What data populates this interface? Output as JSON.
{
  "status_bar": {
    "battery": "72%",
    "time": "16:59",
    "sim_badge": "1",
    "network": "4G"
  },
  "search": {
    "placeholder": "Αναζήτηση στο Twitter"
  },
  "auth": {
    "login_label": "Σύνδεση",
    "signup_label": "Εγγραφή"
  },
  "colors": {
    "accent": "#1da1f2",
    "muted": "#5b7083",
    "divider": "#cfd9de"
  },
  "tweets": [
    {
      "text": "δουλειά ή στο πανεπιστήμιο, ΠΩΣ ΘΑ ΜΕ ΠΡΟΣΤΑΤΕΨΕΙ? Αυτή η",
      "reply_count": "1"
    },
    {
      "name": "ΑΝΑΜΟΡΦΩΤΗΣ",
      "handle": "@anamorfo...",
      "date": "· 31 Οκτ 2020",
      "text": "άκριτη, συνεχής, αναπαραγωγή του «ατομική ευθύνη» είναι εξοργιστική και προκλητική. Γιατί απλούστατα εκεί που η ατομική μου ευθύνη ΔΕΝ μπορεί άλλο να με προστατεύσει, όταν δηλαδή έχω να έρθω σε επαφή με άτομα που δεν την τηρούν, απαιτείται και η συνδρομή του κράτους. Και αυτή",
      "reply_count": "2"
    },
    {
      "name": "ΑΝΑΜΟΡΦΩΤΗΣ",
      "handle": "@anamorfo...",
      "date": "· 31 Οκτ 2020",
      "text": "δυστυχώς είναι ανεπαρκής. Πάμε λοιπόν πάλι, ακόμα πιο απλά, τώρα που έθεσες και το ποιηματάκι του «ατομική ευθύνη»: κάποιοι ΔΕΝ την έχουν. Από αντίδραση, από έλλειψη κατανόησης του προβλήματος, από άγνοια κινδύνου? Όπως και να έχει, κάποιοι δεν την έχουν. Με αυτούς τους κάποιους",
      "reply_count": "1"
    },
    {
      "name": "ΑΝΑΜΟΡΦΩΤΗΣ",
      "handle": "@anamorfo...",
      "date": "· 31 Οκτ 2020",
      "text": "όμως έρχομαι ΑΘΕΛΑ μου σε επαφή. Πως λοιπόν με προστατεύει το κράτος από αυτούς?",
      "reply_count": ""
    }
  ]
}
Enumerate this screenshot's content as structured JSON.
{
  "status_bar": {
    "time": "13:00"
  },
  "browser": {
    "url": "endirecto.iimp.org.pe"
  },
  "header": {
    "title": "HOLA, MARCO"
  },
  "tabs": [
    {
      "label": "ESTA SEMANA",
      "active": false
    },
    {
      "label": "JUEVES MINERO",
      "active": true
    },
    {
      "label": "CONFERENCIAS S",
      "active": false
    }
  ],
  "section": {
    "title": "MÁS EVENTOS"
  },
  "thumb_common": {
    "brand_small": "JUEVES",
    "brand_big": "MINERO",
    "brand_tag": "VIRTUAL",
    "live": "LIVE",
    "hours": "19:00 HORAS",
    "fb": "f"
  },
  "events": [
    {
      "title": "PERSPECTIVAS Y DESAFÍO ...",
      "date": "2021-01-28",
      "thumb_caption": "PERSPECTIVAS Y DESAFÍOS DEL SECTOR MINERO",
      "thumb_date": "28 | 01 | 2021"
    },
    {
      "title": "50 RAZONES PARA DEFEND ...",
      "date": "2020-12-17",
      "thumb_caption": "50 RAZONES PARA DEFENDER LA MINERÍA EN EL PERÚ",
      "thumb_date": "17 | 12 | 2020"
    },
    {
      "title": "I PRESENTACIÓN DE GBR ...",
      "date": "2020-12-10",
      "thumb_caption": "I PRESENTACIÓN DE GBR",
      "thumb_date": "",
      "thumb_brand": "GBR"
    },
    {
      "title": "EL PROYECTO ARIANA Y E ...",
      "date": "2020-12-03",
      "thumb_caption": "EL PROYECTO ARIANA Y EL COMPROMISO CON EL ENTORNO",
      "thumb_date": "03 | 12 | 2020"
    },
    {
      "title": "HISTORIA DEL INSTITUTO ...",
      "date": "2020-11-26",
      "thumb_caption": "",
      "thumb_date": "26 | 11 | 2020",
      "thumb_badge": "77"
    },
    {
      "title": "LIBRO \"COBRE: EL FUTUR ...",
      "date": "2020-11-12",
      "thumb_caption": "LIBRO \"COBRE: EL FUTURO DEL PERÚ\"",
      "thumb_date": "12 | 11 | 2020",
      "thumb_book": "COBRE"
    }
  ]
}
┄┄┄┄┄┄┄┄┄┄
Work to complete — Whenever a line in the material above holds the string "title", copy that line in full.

Solution —
    "title": "HOLA, MARCO"
    "title": "MÁS EVENTOS"
      "title": "PERSPECTIVAS Y DESAFÍO ...",
      "title": "50 RAZONES PARA DEFEND ...",
      "title": "I PRESENTACIÓN DE GBR ...",
      "title": "EL PROYECTO ARIANA Y E ...",
      "title": "HISTORIA DEL INSTITUTO ...",
      "title": "LIBRO \"COBRE: EL FUTUR ...",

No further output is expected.